Emergency services met the aircraft, but nobody was hurt. Photos shared on social media show Mike Pence inspecting the engine of Air Force Two himself after the plane touched down.
Vice President Mike Pence inspects an engine on Air Force 2 after the plane hit birds moments after leaving Manchester Regional Airport. The VP is now en route to Washington on a cargo plane. pic.twitter.com/LFf0umSCGZ
— Sam Sweeney (@SweeneyABC) September 23, 2020
After a short delay, Pence and his entourage were accommodated on a different flight back to Washington. Unfortunately for the vice president, this one didn’t quite have the same level of comfort to which he is accustomed.
Air Force 2 has a little different look tonight. Now in a C17 and happy for it! Thanks to the pilots and crew for getting us safely back on the ground. pic.twitter.com/N81N9MK8Ra
— ADM Brett P. Giroir (@HHS_ASH) September 23, 2020
Not much luck
It’s not the first time Pence has had some trouble with his campaign plane. Back in 2016, when he was campaigning as vice presidential nominee, his Boeing 737-700 skidded off a rainy runway at LaGuardia in New York.
The plane reportedly had a rough landing, which followed with the pilot ‘slamming on the brakes’ causing it to skid out of control. It overshot the runway by some measure, coming to rest on a crushable concrete barrier, which saved it from ending up on a nearby highway.
— New York Post (@nypost) October 28, 2016
Post-accident investigation revealed that the plane landed much too late, more than halfway down the 7,000-foot landing strip. However, it could have been saved even then if not for pilot errors that exacerbated what was already a difficult landing.
— CNN International (@cnni) June 3, 2017
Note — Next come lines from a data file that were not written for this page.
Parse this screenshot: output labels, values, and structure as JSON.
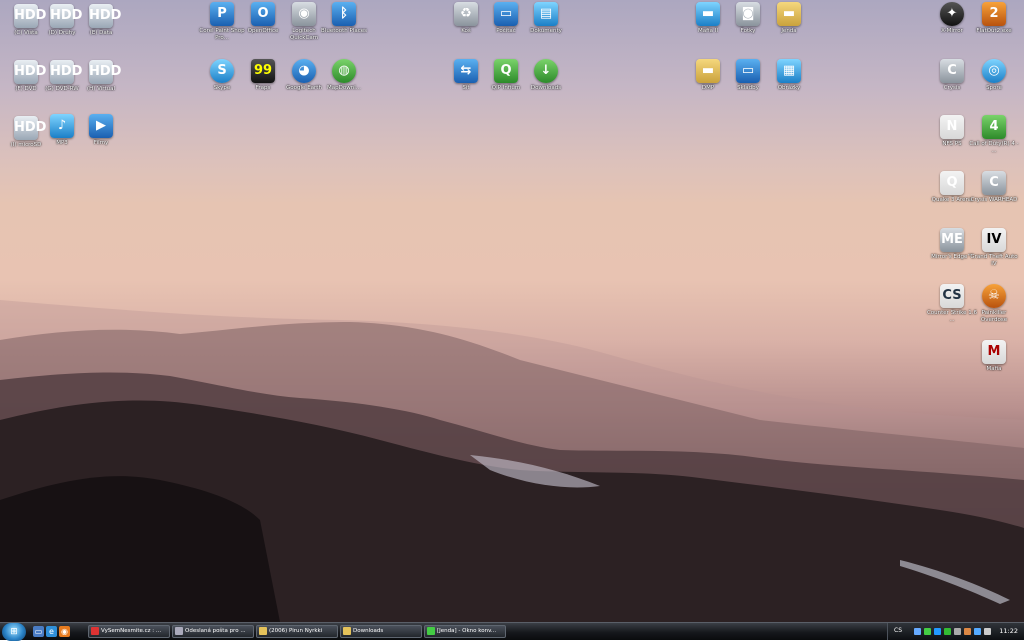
{
  "desktop_icons": {
    "d1": {
      "label": "(C) Vista",
      "glyph": "drive"
    },
    "d2": {
      "label": "(D) Druhy",
      "glyph": "drive"
    },
    "d3": {
      "label": "(E) Data",
      "glyph": "drive"
    },
    "d4": {
      "label": "(F) DVD",
      "glyph": "drive"
    },
    "d5": {
      "label": "(G) DVD-RW",
      "glyph": "drive"
    },
    "d6": {
      "label": "(H) Virtual",
      "glyph": "drive"
    },
    "d7": {
      "label": "(I) microSD",
      "glyph": "drive"
    },
    "d8": {
      "label": "MP3",
      "glyph": "music"
    },
    "d9": {
      "label": "Filmy",
      "glyph": "film"
    },
    "a1": {
      "label": "Corel Paint Shop Pro...",
      "glyph": "corel"
    },
    "a2": {
      "label": "OpenOffice",
      "glyph": "office"
    },
    "a3": {
      "label": "Logitech QuickCam",
      "glyph": "camera"
    },
    "a4": {
      "label": "Bluetooth Places",
      "glyph": "bluetooth"
    },
    "a5": {
      "label": "Skype",
      "glyph": "skype"
    },
    "a6": {
      "label": "Fraps",
      "glyph": "fraps"
    },
    "a7": {
      "label": "Google Earth",
      "glyph": "earth"
    },
    "a8": {
      "label": "MapDownl...",
      "glyph": "globe"
    },
    "b1": {
      "label": "Koš",
      "glyph": "recycle"
    },
    "b2": {
      "label": "Počítač",
      "glyph": "computer"
    },
    "b3": {
      "label": "Dokumenty",
      "glyph": "documents"
    },
    "b4": {
      "label": "Síť",
      "glyph": "network"
    },
    "b5": {
      "label": "QIP Infium",
      "glyph": "qip"
    },
    "b6": {
      "label": "Downloads",
      "glyph": "downloads"
    },
    "c1": {
      "label": "Mafia II",
      "glyph": "folder"
    },
    "c2": {
      "label": "Fotky",
      "glyph": "photos"
    },
    "c3": {
      "label": "Jenda",
      "glyph": "folder"
    },
    "c4": {
      "label": "DMP",
      "glyph": "folder"
    },
    "c5": {
      "label": "Skladby",
      "glyph": "monitor"
    },
    "c6": {
      "label": "Obrázky",
      "glyph": "pictures"
    },
    "g1": {
      "label": "X-Mirror",
      "glyph": "game"
    },
    "g2": {
      "label": "FlatOut2.exe",
      "glyph": "flatout"
    },
    "g3": {
      "label": "Crysis",
      "glyph": "crysis"
    },
    "g4": {
      "label": "Spore",
      "glyph": "spore"
    },
    "g5": {
      "label": "NFS PS",
      "glyph": "nfs"
    },
    "g6": {
      "label": "Call of Duty(R) 4 - ...",
      "glyph": "cod"
    },
    "g7": {
      "label": "Quake 3 Arena",
      "glyph": "quake"
    },
    "g8": {
      "label": "Crysis WARHEAD",
      "glyph": "crysis"
    },
    "g9": {
      "label": "Mirror's Edge™",
      "glyph": "mirror"
    },
    "g10": {
      "label": "Grand Theft Auto IV",
      "glyph": "gta"
    },
    "g11": {
      "label": "Counter Strike 1.6 ...",
      "glyph": "cs"
    },
    "g12": {
      "label": "Painkiller Overdose",
      "glyph": "painkiller"
    },
    "g13": {
      "label": "Mafia",
      "glyph": "mafia"
    }
  },
  "glyph_chars": {
    "drive": "HDD",
    "music": "♪",
    "film": "▶",
    "corel": "P",
    "office": "O",
    "camera": "◉",
    "bluetooth": "ᛒ",
    "skype": "S",
    "fraps": "99",
    "earth": "◕",
    "globe": "◍",
    "recycle": "♻",
    "computer": "▭",
    "documents": "▤",
    "network": "⇆",
    "qip": "Q",
    "downloads": "↓",
    "folder": "▬",
    "photos": "◙",
    "monitor": "▭",
    "pictures": "▦",
    "game": "✦",
    "flatout": "2",
    "crysis": "C",
    "spore": "◎",
    "nfs": "N",
    "cod": "4",
    "quake": "Q",
    "mirror": "ME",
    "gta": "IV",
    "cs": "CS",
    "painkiller": "☠",
    "mafia": "M"
  },
  "taskbar": {
    "start_label": "⊞",
    "quick_launch": [
      {
        "icon": "desktop-icon"
      },
      {
        "icon": "ie-icon"
      },
      {
        "icon": "firefox-icon"
      }
    ],
    "tasks": [
      {
        "label": "VySemNesmite.cz : ..."
      },
      {
        "label": "Odeslaná pošta pro ..."
      },
      {
        "label": "(2006) Pirun Nyrkki"
      },
      {
        "label": "Downloads"
      },
      {
        "label": "[Jenda] - Okno konv..."
      }
    ],
    "tray": {
      "language": "CS",
      "clock": "11:22"
    }
  },
  "colors": {
    "accent": "#2b84c8",
    "taskbar": "#16181c"
  }
}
The plane, a 737 chartered from Eastern Air Lines, had malfunctioning spoilers, also known as speed brakes. These usually deploy automatically as soon as the wheels hit the ground, but in this case, the device was not working, so pilots needed to deploy them manually. A several second delay in activating the speed brakes caused the runway excursion. The NTSB found that, had they been deployed in good time, only the front wheels would have left then runway.
Thankfully, Pence and the other 38 people on board deplaned safely.
Have you ever been on a plane during a bird strike, or perhaps a runway excursion? Tell us about your experience in the comments.